Aim of the task
Print the data that follows word for word, leaving out any picture.

Material for this exercise
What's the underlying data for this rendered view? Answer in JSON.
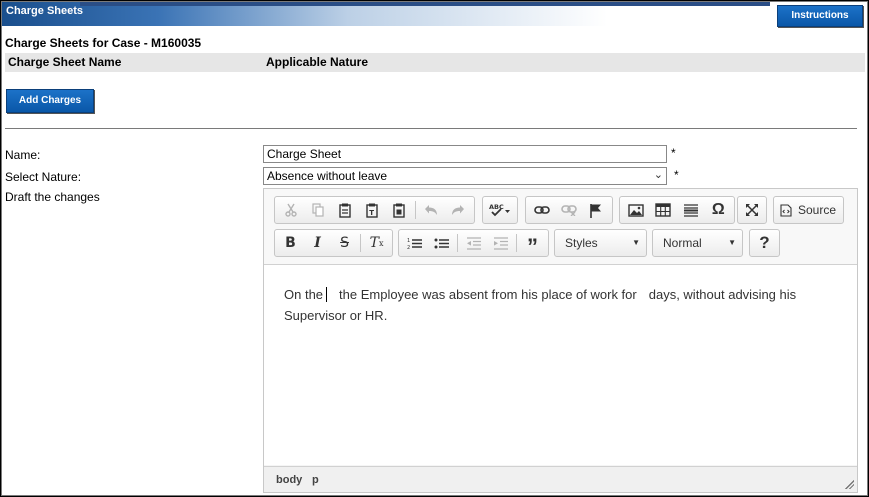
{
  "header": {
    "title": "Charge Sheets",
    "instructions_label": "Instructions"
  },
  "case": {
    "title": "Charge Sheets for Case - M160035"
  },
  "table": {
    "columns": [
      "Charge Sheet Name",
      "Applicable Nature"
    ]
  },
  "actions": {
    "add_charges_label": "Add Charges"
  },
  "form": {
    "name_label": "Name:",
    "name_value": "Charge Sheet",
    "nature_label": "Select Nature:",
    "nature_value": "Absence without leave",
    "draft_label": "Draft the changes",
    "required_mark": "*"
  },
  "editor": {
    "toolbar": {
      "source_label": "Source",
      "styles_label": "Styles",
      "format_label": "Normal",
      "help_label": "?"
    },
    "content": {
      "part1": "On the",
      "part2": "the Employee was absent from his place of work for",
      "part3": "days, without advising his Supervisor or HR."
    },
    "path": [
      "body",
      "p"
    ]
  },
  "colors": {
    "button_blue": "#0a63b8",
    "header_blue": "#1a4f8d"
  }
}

Solved problem
What's the underlying data for this rendered view? Answer in JSON.
{
  "header": {
    "title": "Charge Sheets",
    "instructions_label": "Instructions"
  },
  "case": {
    "title": "Charge Sheets for Case - M160035"
  },
  "table": {
    "columns": [
      "Charge Sheet Name",
      "Applicable Nature"
    ]
  },
  "actions": {
    "add_charges_label": "Add Charges"
  },
  "form": {
    "name_label": "Name:",
    "name_value": "Charge Sheet",
    "nature_label": "Select Nature:",
    "nature_value": "Absence without leave",
    "draft_label": "Draft the changes",
    "required_mark": "*"
  },
  "editor": {
    "toolbar": {
      "source_label": "Source",
      "styles_label": "Styles",
      "format_label": "Normal",
      "help_label": "?"
    },
    "content": {
      "part1": "On the",
      "part2": "the Employee was absent from his place of work for",
      "part3": "days, without advising his Supervisor or HR."
    },
    "path": [
      "body",
      "p"
    ]
  },
  "colors": {
    "button_blue": "#0a63b8",
    "header_blue": "#1a4f8d"
  }
}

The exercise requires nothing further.